Governor Rauner recently signed legislation that could change the way Illinois cities and villages enforce local ordinances. In the past, non-home rule municipalities had to file an action in circuit court to enforce an administrative adjudication order. As a result, many non-home rule cities and villages have not locally adjudicated their ordinances because they still needed to go to circuit court to enforce the hearing officer’s orders. Other non-home rule units have sometimes decided not to prosecute minor ordinance and property maintenance violations because of the costs associated with going to circuit court.

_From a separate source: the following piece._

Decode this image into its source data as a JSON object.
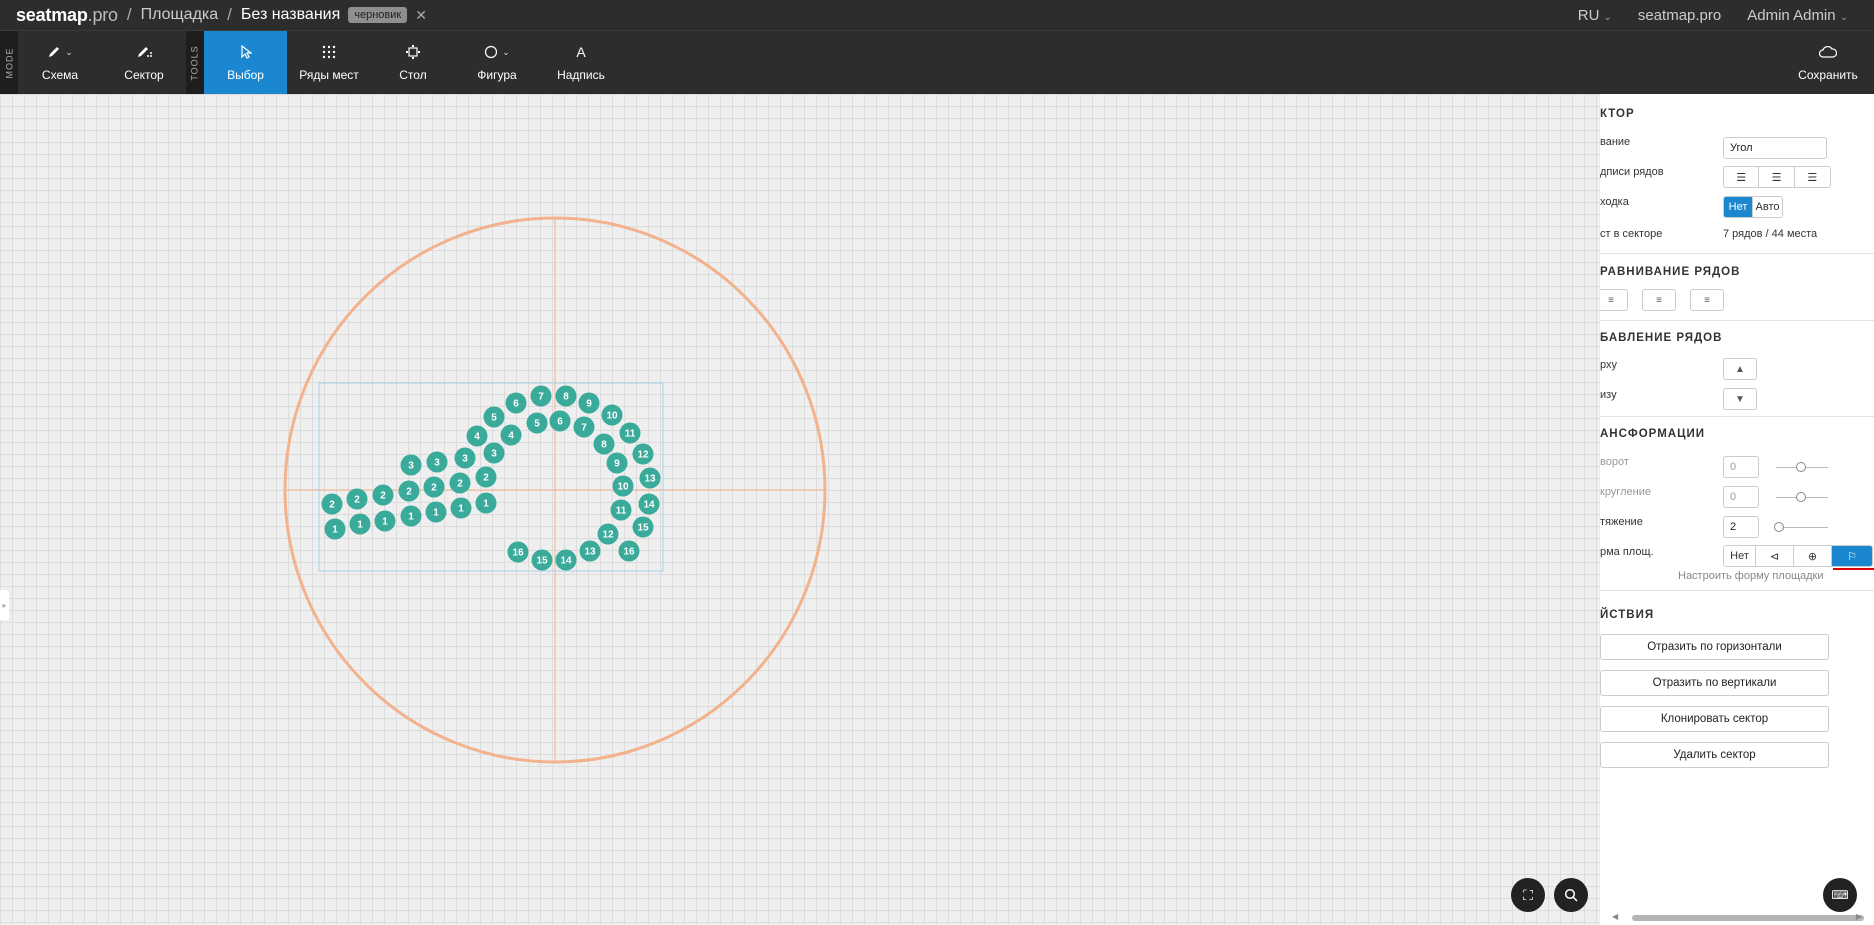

With the adoption of Public Act 99-293, which is effective immediately, municipalities should consider creating, or increasing their use of, a local system of administrative adjudication to enforce their ordinances. As we previously reported, this law provides:
- an administrative adjudication decision is enforceable in the same manner as a court order or judgment;
- any expense that the municipality incurs in enforcing an administrative adjudication decision (including attorney’s fees, court costs, property demolition costs) can be collected against the defendant after the costs are fixed by the hearing officer or court; and
- the recording of the judgment will also be a lien against the real estate or personal estate, or both, of the defendant.
With a system of administrative adjudication, non-home rule municipalities can now efficiently prosecute ordinance violations, and all municipalities can recover costs associated with enforcing the judgment. While there are some costs associated with establishing and administering a system of administrative adjudication, these costs can be shared between municipalities by intergovernmental agreement, and will reduce the costs associated with repeated trips to circuit court. Home rule and non-home rule municipalities alike should consult their attorneys to develop a new ordinance enforcement strategy based on this significant new law.
Post authored by Daniel J. Bolin and Steven D. Mahrt